Katie Sticca
| Reviews


Though the stories of Orders of Protection aren’t directly linked, occasionally ties between the stories reveal themselves, as in “Intensify the Feeling” and “What If You’re Wrong,” where self-harm takes many forms in the lives of apartment building neighbors. In the latter, one of the shorter stories of the collection, Sarah prepares to see her brother Jerry for the first time following his release from prison for a rape he claims not to have committed. Her mother is joyfully preparing his homecoming, but Sarah dreads the reunion. She hasn’t been able to put into words the way she can almost understand the genesis of Jerry’s crimes—the way she sees her mother’s alcoholism and violence carry on through him, and how she carries it too, though in a different form:

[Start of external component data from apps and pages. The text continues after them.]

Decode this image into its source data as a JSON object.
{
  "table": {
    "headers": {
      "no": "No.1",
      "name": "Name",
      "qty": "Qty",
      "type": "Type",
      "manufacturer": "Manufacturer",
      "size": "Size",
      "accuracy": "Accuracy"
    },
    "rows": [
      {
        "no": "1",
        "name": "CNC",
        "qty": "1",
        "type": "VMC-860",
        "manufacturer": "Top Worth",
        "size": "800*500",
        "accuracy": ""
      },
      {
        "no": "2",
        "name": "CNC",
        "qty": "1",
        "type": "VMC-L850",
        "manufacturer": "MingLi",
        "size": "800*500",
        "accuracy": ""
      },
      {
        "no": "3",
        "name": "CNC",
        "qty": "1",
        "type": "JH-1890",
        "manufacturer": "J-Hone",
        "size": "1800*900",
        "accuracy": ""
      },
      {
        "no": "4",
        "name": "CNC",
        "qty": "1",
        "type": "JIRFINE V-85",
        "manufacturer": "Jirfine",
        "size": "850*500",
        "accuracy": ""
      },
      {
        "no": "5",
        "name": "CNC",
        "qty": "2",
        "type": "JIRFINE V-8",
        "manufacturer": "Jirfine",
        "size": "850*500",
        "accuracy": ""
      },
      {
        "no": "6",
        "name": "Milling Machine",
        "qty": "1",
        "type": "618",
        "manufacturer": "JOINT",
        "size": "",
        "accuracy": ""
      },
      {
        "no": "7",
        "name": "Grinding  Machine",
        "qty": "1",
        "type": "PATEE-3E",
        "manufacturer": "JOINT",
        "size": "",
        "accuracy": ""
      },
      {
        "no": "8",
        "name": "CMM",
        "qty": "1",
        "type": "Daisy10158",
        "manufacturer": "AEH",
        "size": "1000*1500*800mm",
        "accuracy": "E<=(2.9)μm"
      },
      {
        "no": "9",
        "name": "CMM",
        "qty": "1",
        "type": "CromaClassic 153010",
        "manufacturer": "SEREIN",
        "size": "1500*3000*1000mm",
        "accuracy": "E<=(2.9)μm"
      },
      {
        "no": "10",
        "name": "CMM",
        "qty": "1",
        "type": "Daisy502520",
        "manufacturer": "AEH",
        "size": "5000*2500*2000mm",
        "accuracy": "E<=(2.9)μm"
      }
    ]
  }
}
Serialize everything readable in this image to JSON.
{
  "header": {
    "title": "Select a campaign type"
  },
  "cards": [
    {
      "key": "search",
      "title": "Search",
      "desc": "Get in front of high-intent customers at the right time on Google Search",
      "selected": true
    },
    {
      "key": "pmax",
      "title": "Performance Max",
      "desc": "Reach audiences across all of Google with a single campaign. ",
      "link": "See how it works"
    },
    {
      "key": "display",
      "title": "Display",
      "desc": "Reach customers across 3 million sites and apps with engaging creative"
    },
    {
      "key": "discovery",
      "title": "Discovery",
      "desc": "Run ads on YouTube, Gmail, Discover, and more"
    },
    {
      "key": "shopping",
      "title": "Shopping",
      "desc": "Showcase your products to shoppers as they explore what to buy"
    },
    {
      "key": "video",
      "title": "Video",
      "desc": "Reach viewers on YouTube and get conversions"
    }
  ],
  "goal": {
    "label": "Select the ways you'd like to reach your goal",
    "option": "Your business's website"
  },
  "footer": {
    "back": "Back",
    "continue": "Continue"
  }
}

What she wants him to know is there’s a thin line between doing wrong and being wronged, and they’re both on the same side of that line—even if the only person Sarah has hurt is herself. And she doesn’t know how to move past it any more than Jerry.

In “Intensify the Feeling,” a mother, Ruby, and daughter, Beth, both inflict pain upon themselves, having never truly recovered from the unexpected death of their son and brother. Following Beth’s leg injury, Ruby attempts to help her out at home, but is uncomfortable with the way her life has turned out. Her constant scrutiny falls somewhere between judgment and wry pity, as when she sorts her laundry: “Ruby pulled out two pairs of underwear so tattered, they dangled from their elastic waistbands like bluegill. She tossed them into the garbage can.”
It takes an outsider, a coworker of Beth’s whose “whole effect was that of a cocker spaniel,” to let Ruby know that her daughter’s injury was no accident, but a hastily executed suicide attempt. Beth has spent her adult life believing that her brother died by suicide—that she, too, is prone to it—and it is up to Ruby to at last let her know the truth, that her brother’s death was a consequence of auto-erotic asphyxiation gone wrong, a confused teenaged attempt at self-pleasure that was likely provoked by the strict abstinence-only messages the children were taught growing up. Hoping that this openness will start to heal both of them, she sees that she has only opened the door to more hurt: “Beth looked down at her leg, as if suddenly realizing that her mother had been the one to push her off the sidewalk in front of a truck.” Their pain will persist, but at least—at last—they will persist together.


Katie Sticca is the managing editor of Salamander. She received her MFA from Emerson College, and lives in Boston.

Mind as Aperture: Be with Me Always by Randon Billings Noble
Human Touch: Sex & Taipei City by Yu-Han Chao